* **Activity**:
Please copy each line from the entries that contains the string "JSON".

Entries from a dataset of interfaces
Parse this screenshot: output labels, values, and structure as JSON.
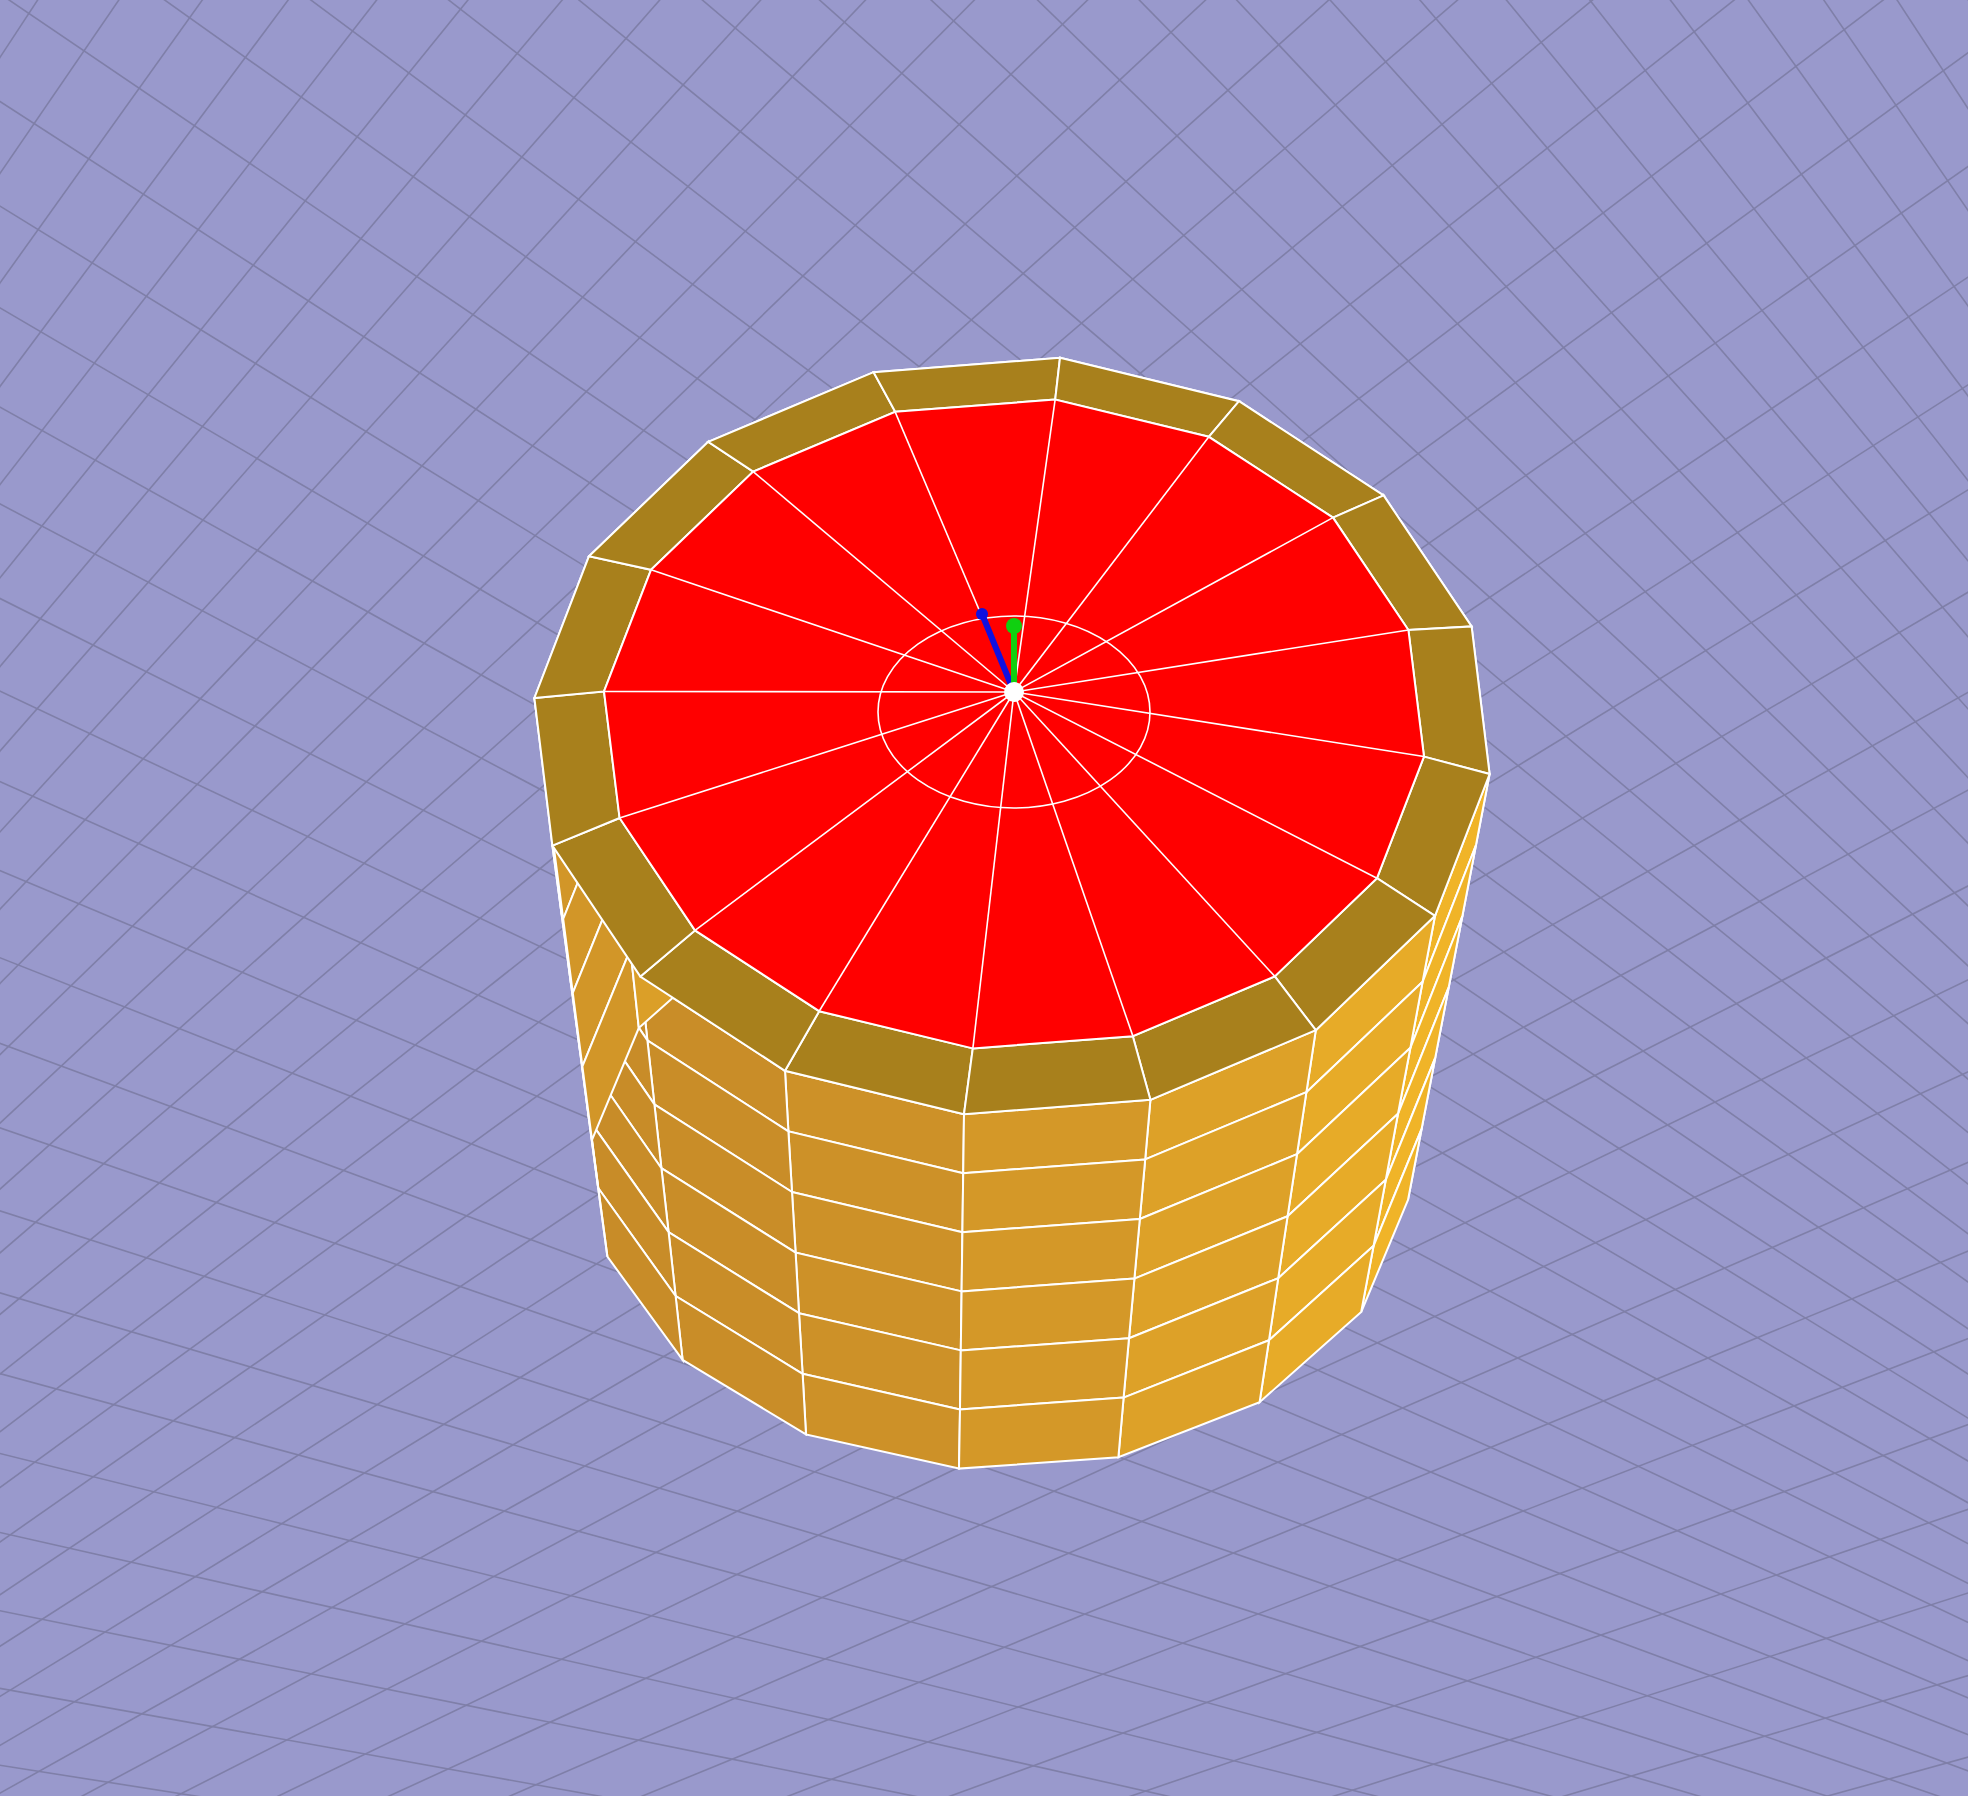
{
  "viewport": {
    "top_face_selected": true,
    "grid_visible": true,
    "gizmo_visible": true
  }
}
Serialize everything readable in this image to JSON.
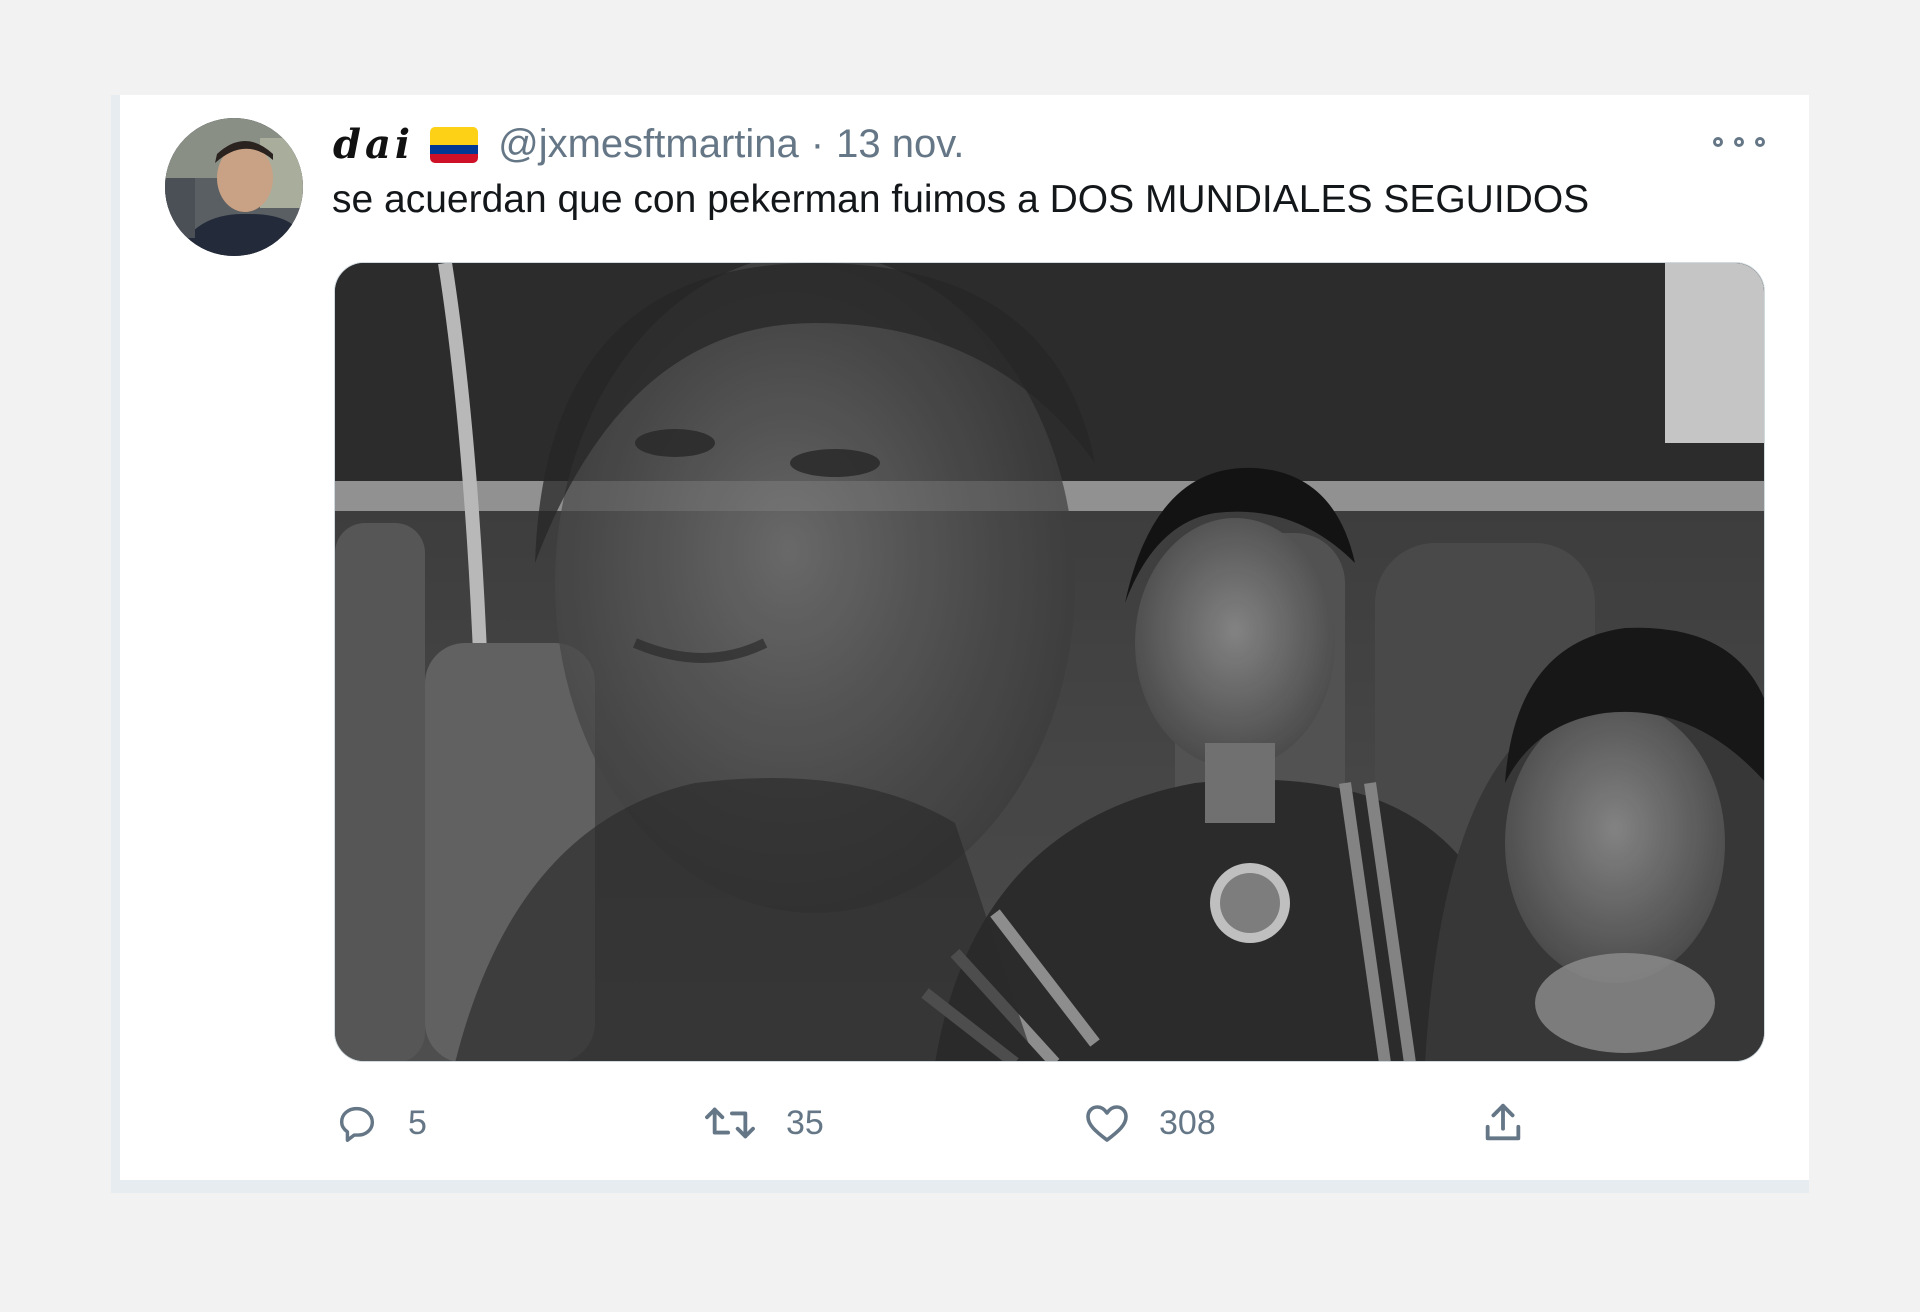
{
  "tweet": {
    "author": {
      "display_name": "dai",
      "flag_icon": "colombia-flag-icon",
      "handle": "@jxmesftmartina"
    },
    "separator": "·",
    "date": "13 nov.",
    "text": "se acuerdan que con pekerman fuimos a DOS MUNDIALES SEGUIDOS",
    "media": {
      "type": "black-and-white photo composite"
    },
    "actions": {
      "reply": {
        "icon": "reply-icon",
        "count": "5"
      },
      "retweet": {
        "icon": "retweet-icon",
        "count": "35"
      },
      "like": {
        "icon": "heart-icon",
        "count": "308"
      },
      "share": {
        "icon": "share-icon"
      }
    }
  },
  "colors": {
    "background": "#f2f2f2",
    "card": "#ffffff",
    "secondary_text": "#657786",
    "primary_text": "#14171a",
    "flag_yellow": "#fcd116",
    "flag_blue": "#003893",
    "flag_red": "#ce1126"
  }
}
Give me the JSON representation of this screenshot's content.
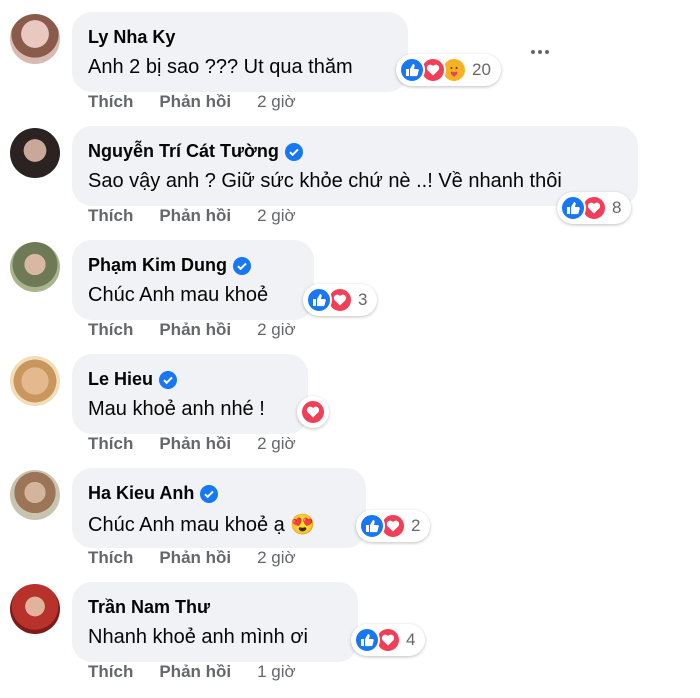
{
  "labels": {
    "like": "Thích",
    "reply": "Phản hồi"
  },
  "colors": {
    "like": "#1877f2",
    "love": "#f33e58",
    "meta": "#65676b",
    "bubble": "#f0f2f5"
  },
  "comments": [
    {
      "author": "Ly Nha Ky",
      "verified": false,
      "text": "Anh 2 bị sao ??? Ut qua thăm",
      "reactions": [
        "like-icon",
        "love-icon",
        "care-icon"
      ],
      "reaction_count": "20",
      "time": "2 giờ"
    },
    {
      "author": "Nguyễn Trí Cát Tường",
      "verified": true,
      "text": "Sao vậy anh ? Giữ sức khỏe chứ nè ..! Về nhanh thôi",
      "reactions": [
        "like-icon",
        "love-icon"
      ],
      "reaction_count": "8",
      "time": "2 giờ"
    },
    {
      "author": "Phạm Kim Dung",
      "verified": true,
      "text": "Chúc Anh mau khoẻ",
      "reactions": [
        "like-icon",
        "love-icon"
      ],
      "reaction_count": "3",
      "time": "2 giờ"
    },
    {
      "author": "Le Hieu",
      "verified": true,
      "text": "Mau khoẻ anh nhé !",
      "reactions": [
        "love-icon"
      ],
      "reaction_count": "",
      "time": "2 giờ"
    },
    {
      "author": "Ha Kieu Anh",
      "verified": true,
      "text": "Chúc Anh mau khoẻ ạ 😍",
      "reactions": [
        "like-icon",
        "love-icon"
      ],
      "reaction_count": "2",
      "time": "2 giờ"
    },
    {
      "author": "Trần Nam Thư",
      "verified": false,
      "text": "Nhanh khoẻ anh mình ơi",
      "reactions": [
        "like-icon",
        "love-icon"
      ],
      "reaction_count": "4",
      "time": "1 giờ"
    }
  ]
}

* **Exercise solution**:
Parse this screenshot: output labels, values, and structure as JSON.
Serialize everything readable in this image to JSON.
Give me the JSON representation of this screenshot's content.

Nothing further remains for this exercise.